REQUIREMENT. Please give back every entry in full, word for word, but none of the pictures.

(ENTRIES SUPPLIED begins)

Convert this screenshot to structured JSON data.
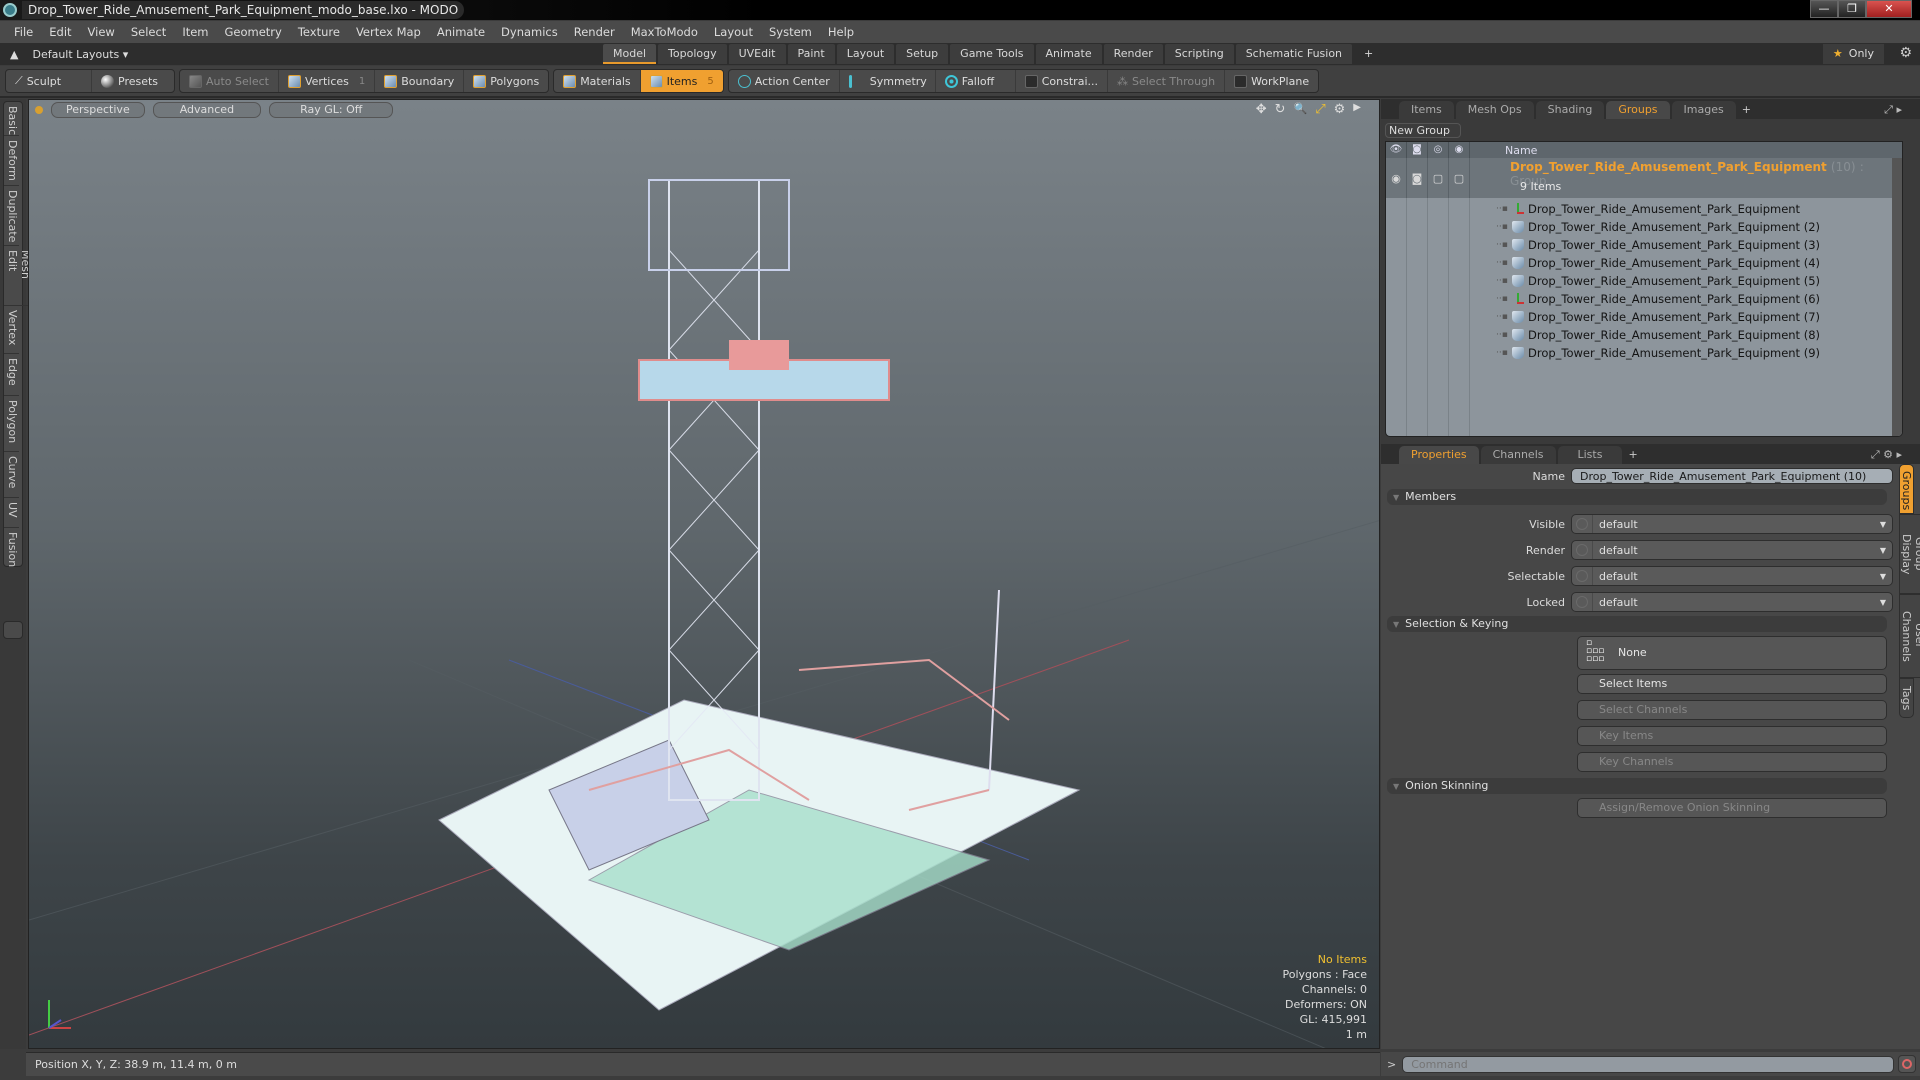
{
  "window": {
    "title": "Drop_Tower_Ride_Amusement_Park_Equipment_modo_base.lxo - MODO",
    "controls": {
      "minimize": "—",
      "restore": "❐",
      "close": "✕"
    }
  },
  "menu": [
    "File",
    "Edit",
    "View",
    "Select",
    "Item",
    "Geometry",
    "Texture",
    "Vertex Map",
    "Animate",
    "Dynamics",
    "Render",
    "MaxToModo",
    "Layout",
    "System",
    "Help"
  ],
  "layouts": {
    "label": "Default Layouts ▾",
    "icon": "▲"
  },
  "mode_tabs": [
    {
      "label": "Model",
      "active": true
    },
    {
      "label": "Topology"
    },
    {
      "label": "UVEdit"
    },
    {
      "label": "Paint"
    },
    {
      "label": "Layout"
    },
    {
      "label": "Setup"
    },
    {
      "label": "Game Tools"
    },
    {
      "label": "Animate"
    },
    {
      "label": "Render"
    },
    {
      "label": "Scripting"
    },
    {
      "label": "Schematic Fusion"
    }
  ],
  "mode_add": "+",
  "only_button": {
    "star": "★",
    "label": "Only"
  },
  "gear": "⚙",
  "toolbar": {
    "sculpt": "Sculpt",
    "presets": "Presets",
    "auto_select": "Auto Select",
    "vertices": "Vertices",
    "vertices_count": "1",
    "boundary": "Boundary",
    "polygons": "Polygons",
    "materials": "Materials",
    "items": "Items",
    "items_count": "5",
    "action_center": "Action Center",
    "symmetry": "Symmetry",
    "falloff": "Falloff",
    "constraints": "Constrai...",
    "select_through": "Select Through",
    "workplane": "WorkPlane"
  },
  "left_tabs": [
    "Basic",
    "Deform",
    "Duplicate",
    "Mesh Edit",
    "Vertex",
    "Edge",
    "Polygon",
    "Curve",
    "UV",
    "Fusion"
  ],
  "viewport": {
    "view": "Perspective",
    "shading": "Advanced",
    "raygl": "Ray GL: Off",
    "icons": [
      "✥",
      "↻",
      "🔍",
      "⤢",
      "⚙",
      "▶"
    ],
    "stats": {
      "selection": "No Items",
      "polygons": "Polygons : Face",
      "channels": "Channels: 0",
      "deformers": "Deformers: ON",
      "gl": "GL: 415,991",
      "scale": "1 m"
    }
  },
  "scene_panel": {
    "tabs": [
      {
        "label": "Items"
      },
      {
        "label": "Mesh Ops"
      },
      {
        "label": "Shading"
      },
      {
        "label": "Groups",
        "active": true
      },
      {
        "label": "Images"
      }
    ],
    "add": "+",
    "new_group": "New Group",
    "header_name": "Name",
    "group": {
      "name": "Drop_Tower_Ride_Amusement_Park_Equipment",
      "count": "(10)",
      "type": ": Group",
      "sub": "9 Items"
    },
    "items": [
      {
        "name": "Drop_Tower_Ride_Amusement_Park_Equipment",
        "icon": "locator"
      },
      {
        "name": "Drop_Tower_Ride_Amusement_Park_Equipment (2)",
        "icon": "mesh"
      },
      {
        "name": "Drop_Tower_Ride_Amusement_Park_Equipment (3)",
        "icon": "mesh"
      },
      {
        "name": "Drop_Tower_Ride_Amusement_Park_Equipment (4)",
        "icon": "mesh"
      },
      {
        "name": "Drop_Tower_Ride_Amusement_Park_Equipment (5)",
        "icon": "mesh"
      },
      {
        "name": "Drop_Tower_Ride_Amusement_Park_Equipment (6)",
        "icon": "locator"
      },
      {
        "name": "Drop_Tower_Ride_Amusement_Park_Equipment (7)",
        "icon": "mesh"
      },
      {
        "name": "Drop_Tower_Ride_Amusement_Park_Equipment (8)",
        "icon": "mesh"
      },
      {
        "name": "Drop_Tower_Ride_Amusement_Park_Equipment (9)",
        "icon": "mesh"
      }
    ]
  },
  "properties": {
    "tabs": [
      {
        "label": "Properties",
        "active": true
      },
      {
        "label": "Channels"
      },
      {
        "label": "Lists"
      }
    ],
    "add": "+",
    "name_label": "Name",
    "name_value": "Drop_Tower_Ride_Amusement_Park_Equipment (10)",
    "members_section": "Members",
    "fields": [
      {
        "label": "Visible",
        "value": "default"
      },
      {
        "label": "Render",
        "value": "default"
      },
      {
        "label": "Selectable",
        "value": "default"
      },
      {
        "label": "Locked",
        "value": "default"
      }
    ],
    "selection_section": "Selection & Keying",
    "none_button": "None",
    "select_items": "Select Items",
    "select_channels": "Select Channels",
    "key_items": "Key Items",
    "key_channels": "Key Channels",
    "onion_section": "Onion Skinning",
    "onion_button": "Assign/Remove Onion Skinning",
    "side_tabs": [
      {
        "label": "Groups",
        "active": true
      },
      {
        "label": "Group Display"
      },
      {
        "label": "User Channels"
      },
      {
        "label": "Tags"
      }
    ]
  },
  "status": {
    "position": "Position X, Y, Z:   38.9 m, 11.4 m, 0 m"
  },
  "command": {
    "prompt": ">",
    "placeholder": "Command"
  }
}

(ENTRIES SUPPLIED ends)

ANSWER.
Convert this screenshot to structured JSON data.
{
  "window": {
    "title": "Drop_Tower_Ride_Amusement_Park_Equipment_modo_base.lxo - MODO",
    "controls": {
      "minimize": "—",
      "restore": "❐",
      "close": "✕"
    }
  },
  "menu": [
    "File",
    "Edit",
    "View",
    "Select",
    "Item",
    "Geometry",
    "Texture",
    "Vertex Map",
    "Animate",
    "Dynamics",
    "Render",
    "MaxToModo",
    "Layout",
    "System",
    "Help"
  ],
  "layouts": {
    "label": "Default Layouts ▾",
    "icon": "▲"
  },
  "mode_tabs": [
    {
      "label": "Model",
      "active": true
    },
    {
      "label": "Topology"
    },
    {
      "label": "UVEdit"
    },
    {
      "label": "Paint"
    },
    {
      "label": "Layout"
    },
    {
      "label": "Setup"
    },
    {
      "label": "Game Tools"
    },
    {
      "label": "Animate"
    },
    {
      "label": "Render"
    },
    {
      "label": "Scripting"
    },
    {
      "label": "Schematic Fusion"
    }
  ],
  "mode_add": "+",
  "only_button": {
    "star": "★",
    "label": "Only"
  },
  "gear": "⚙",
  "toolbar": {
    "sculpt": "Sculpt",
    "presets": "Presets",
    "auto_select": "Auto Select",
    "vertices": "Vertices",
    "vertices_count": "1",
    "boundary": "Boundary",
    "polygons": "Polygons",
    "materials": "Materials",
    "items": "Items",
    "items_count": "5",
    "action_center": "Action Center",
    "symmetry": "Symmetry",
    "falloff": "Falloff",
    "constraints": "Constrai...",
    "select_through": "Select Through",
    "workplane": "WorkPlane"
  },
  "left_tabs": [
    "Basic",
    "Deform",
    "Duplicate",
    "Mesh Edit",
    "Vertex",
    "Edge",
    "Polygon",
    "Curve",
    "UV",
    "Fusion"
  ],
  "viewport": {
    "view": "Perspective",
    "shading": "Advanced",
    "raygl": "Ray GL: Off",
    "icons": [
      "✥",
      "↻",
      "🔍",
      "⤢",
      "⚙",
      "▶"
    ],
    "stats": {
      "selection": "No Items",
      "polygons": "Polygons : Face",
      "channels": "Channels: 0",
      "deformers": "Deformers: ON",
      "gl": "GL: 415,991",
      "scale": "1 m"
    }
  },
  "scene_panel": {
    "tabs": [
      {
        "label": "Items"
      },
      {
        "label": "Mesh Ops"
      },
      {
        "label": "Shading"
      },
      {
        "label": "Groups",
        "active": true
      },
      {
        "label": "Images"
      }
    ],
    "add": "+",
    "new_group": "New Group",
    "header_name": "Name",
    "group": {
      "name": "Drop_Tower_Ride_Amusement_Park_Equipment",
      "count": "(10)",
      "type": ": Group",
      "sub": "9 Items"
    },
    "items": [
      {
        "name": "Drop_Tower_Ride_Amusement_Park_Equipment",
        "icon": "locator"
      },
      {
        "name": "Drop_Tower_Ride_Amusement_Park_Equipment (2)",
        "icon": "mesh"
      },
      {
        "name": "Drop_Tower_Ride_Amusement_Park_Equipment (3)",
        "icon": "mesh"
      },
      {
        "name": "Drop_Tower_Ride_Amusement_Park_Equipment (4)",
        "icon": "mesh"
      },
      {
        "name": "Drop_Tower_Ride_Amusement_Park_Equipment (5)",
        "icon": "mesh"
      },
      {
        "name": "Drop_Tower_Ride_Amusement_Park_Equipment (6)",
        "icon": "locator"
      },
      {
        "name": "Drop_Tower_Ride_Amusement_Park_Equipment (7)",
        "icon": "mesh"
      },
      {
        "name": "Drop_Tower_Ride_Amusement_Park_Equipment (8)",
        "icon": "mesh"
      },
      {
        "name": "Drop_Tower_Ride_Amusement_Park_Equipment (9)",
        "icon": "mesh"
      }
    ]
  },
  "properties": {
    "tabs": [
      {
        "label": "Properties",
        "active": true
      },
      {
        "label": "Channels"
      },
      {
        "label": "Lists"
      }
    ],
    "add": "+",
    "name_label": "Name",
    "name_value": "Drop_Tower_Ride_Amusement_Park_Equipment (10)",
    "members_section": "Members",
    "fields": [
      {
        "label": "Visible",
        "value": "default"
      },
      {
        "label": "Render",
        "value": "default"
      },
      {
        "label": "Selectable",
        "value": "default"
      },
      {
        "label": "Locked",
        "value": "default"
      }
    ],
    "selection_section": "Selection & Keying",
    "none_button": "None",
    "select_items": "Select Items",
    "select_channels": "Select Channels",
    "key_items": "Key Items",
    "key_channels": "Key Channels",
    "onion_section": "Onion Skinning",
    "onion_button": "Assign/Remove Onion Skinning",
    "side_tabs": [
      {
        "label": "Groups",
        "active": true
      },
      {
        "label": "Group Display"
      },
      {
        "label": "User Channels"
      },
      {
        "label": "Tags"
      }
    ]
  },
  "status": {
    "position": "Position X, Y, Z:   38.9 m, 11.4 m, 0 m"
  },
  "command": {
    "prompt": ">",
    "placeholder": "Command"
  }
}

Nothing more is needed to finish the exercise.